Mensuram Bonam also looks forward in the coming years to following up on its engagement with the investment industry, to reflect on the principles that flow from their faith, value systems and mission in life.

We would now like to take this opportunity to thank heartily all who have contributed to the preparation of this call to action, as a dedicated working group,[7] engaged themselves in the Church’s mission of truth, and ECHo[8]  Fund which facilitated the discussion of Mensuram Bonam in the Academy of Social Sciences of the Holy See.

Peter Kodwo Cardinal Turkson

(Chancellor: Pontifical Academies of Sciences & of Social Sciences)


[1] Pastoral Constitution of the Church in the Modern world, Gaudium et spes, December 7, 1965, 3,

[2] Finance is an important sector of the economy which embraces several activities including investing. However, as an activity, finance must actively be at the service of the real economy and not be used solely as a means of unproductive speculation.

[3] Caritas in veritate, 9

[4] Idem

[5] Idem

[6] Gaudium et spes, 91.
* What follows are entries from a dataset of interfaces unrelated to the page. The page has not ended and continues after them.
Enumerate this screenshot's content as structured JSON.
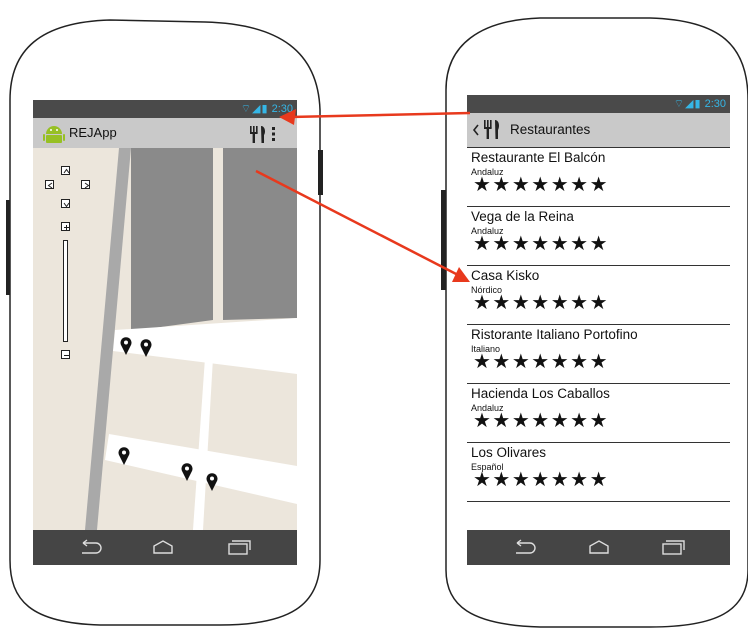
{
  "colors": {
    "status_bar": "#4a4a4a",
    "status_icons": "#35b6e6",
    "action_bar": "#c9c9c9",
    "nav_bar": "#454545",
    "map_blocks": "#8a8a8a",
    "map_background": "#ece6dc",
    "map_streets": "#ffffff",
    "arrow": "#e8391d"
  },
  "phone_left": {
    "status_bar": {
      "time": "2:30"
    },
    "action_bar": {
      "app_icon": "android-icon",
      "title": "REJApp",
      "action_icon": "restaurant-icon",
      "menu_icon": "overflow-menu-icon"
    },
    "map": {
      "controls": [
        "pan-up-icon",
        "pan-left-icon",
        "pan-right-icon",
        "pan-down-icon",
        "zoom-in-icon",
        "zoom-slider",
        "zoom-out-icon"
      ],
      "marker_count": 5
    },
    "nav_bar": [
      "back-icon",
      "home-icon",
      "recents-icon"
    ]
  },
  "phone_right": {
    "status_bar": {
      "time": "2:30"
    },
    "action_bar": {
      "back_icon": "chevron-left-icon",
      "icon": "restaurant-icon",
      "title": "Restaurantes"
    },
    "restaurants": [
      {
        "name": "Restaurante El Balcón",
        "cuisine": "Andaluz",
        "stars": "★★★★★★★",
        "rating": 7
      },
      {
        "name": "Vega de la Reina",
        "cuisine": "Andaluz",
        "stars": "★★★★★★★",
        "rating": 7
      },
      {
        "name": "Casa Kisko",
        "cuisine": "Nórdico",
        "stars": "★★★★★★★",
        "rating": 7
      },
      {
        "name": "Ristorante Italiano Portofino",
        "cuisine": "Italiano",
        "stars": "★★★★★★★",
        "rating": 7
      },
      {
        "name": "Hacienda Los Caballos",
        "cuisine": "Andaluz",
        "stars": "★★★★★★★",
        "rating": 7
      },
      {
        "name": "Los Olivares",
        "cuisine": "Español",
        "stars": "★★★★★★★",
        "rating": 7
      }
    ],
    "nav_bar": [
      "back-icon",
      "home-icon",
      "recents-icon"
    ]
  },
  "connectors": [
    {
      "from": "restaurant-list-status-bar",
      "to": "map-status-clock"
    },
    {
      "from": "map-area",
      "to": "list-item-casa-kisko"
    }
  ]
}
[7] Elena Beccalli, Paolo Camoletto, John Dalla Costa, Jean-Baptiste Douville de Franssu, Rev Father Séamus Finn, Robert G. Kennedy, Mark Krcmaric, Pierre de Lauzun, Rev Father Thomas McClain, Rev Father Nicola Riccardi, Antoine de Salins, Anna Maria Tarantola, Alessandra Viscovi, Helge Wulsdorf, Stefano Zamagni.

[8] ECHo Fund is a consultancy group based at 55 Silwood Road Bramely Johannesburg, with representatives in East Africa (Kenya), West Africa (Ghana) and Central Africa (DR Congo) to help local Churches with financing Church mission.